Mary Rowe has been an Adjunct Professor of Negotiation and Conflict Management at the MIT Sloan School of Management since 1985. From 1973 to 2014, she also was an MIT ombudsperson reporting directly to the President of MIT. As a conflict resolution specialist and an expert in interpersonal negotiations, Rowe heard from hundreds of people a year about serious conflicts and concerns.
She named the concept of "micro-inequities," experienced by people who are nontraditional in any context. Rowe's work led to MIT's having one of the nation's first harassment policies. In the 70's and 80's, she discussed "micro-affirmations," mentoring, and affinity networks as ways to promote diversity and inclusion. She described the idea of "integrated conflict management systems." Rowe has written widely about organizational ombudsmen.
Her present interests include the uses of power in interpersonal negotiations, harassment, integrated conflict resolution system design, conflicts of interest and coping with difficult people. Rowe is especially interested in the role of "bystanders" in helping to affirm professional and productive behavior within organizations and to constrain unacceptable behavior. She consults widely to corporations, academic institutions, and government agencies.
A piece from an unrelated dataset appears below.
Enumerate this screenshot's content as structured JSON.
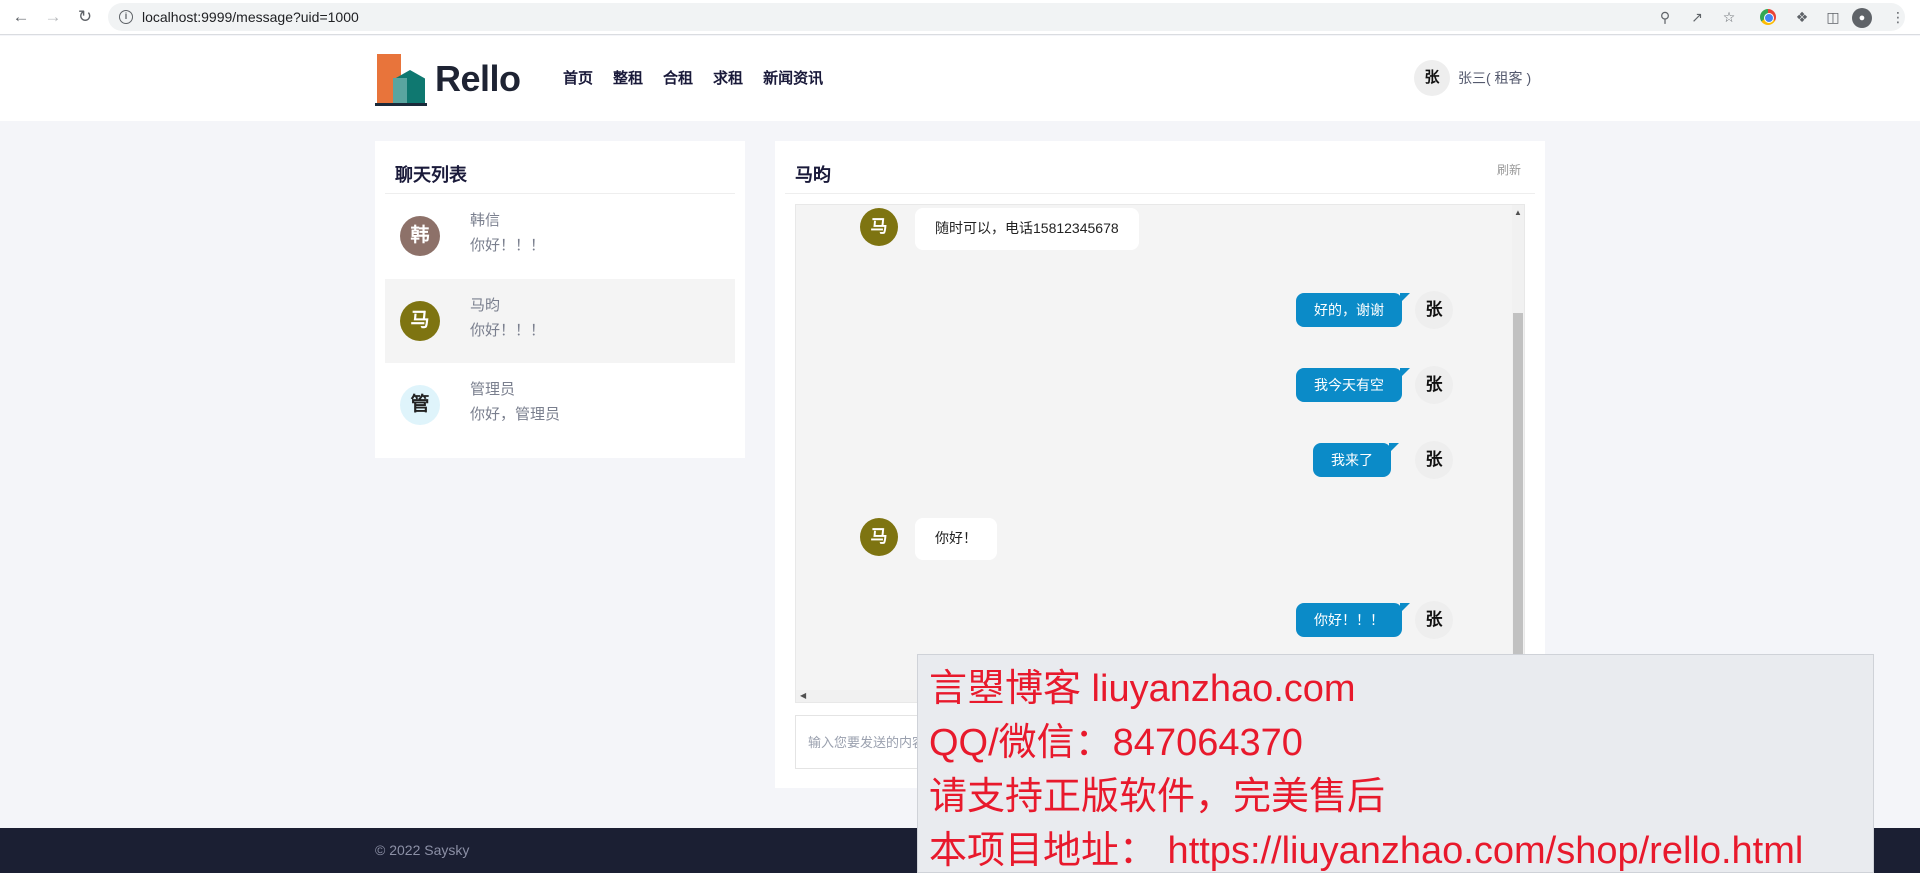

Rowe holds a BA in history from Swarthmore College and a PhD in economics from Columbia University.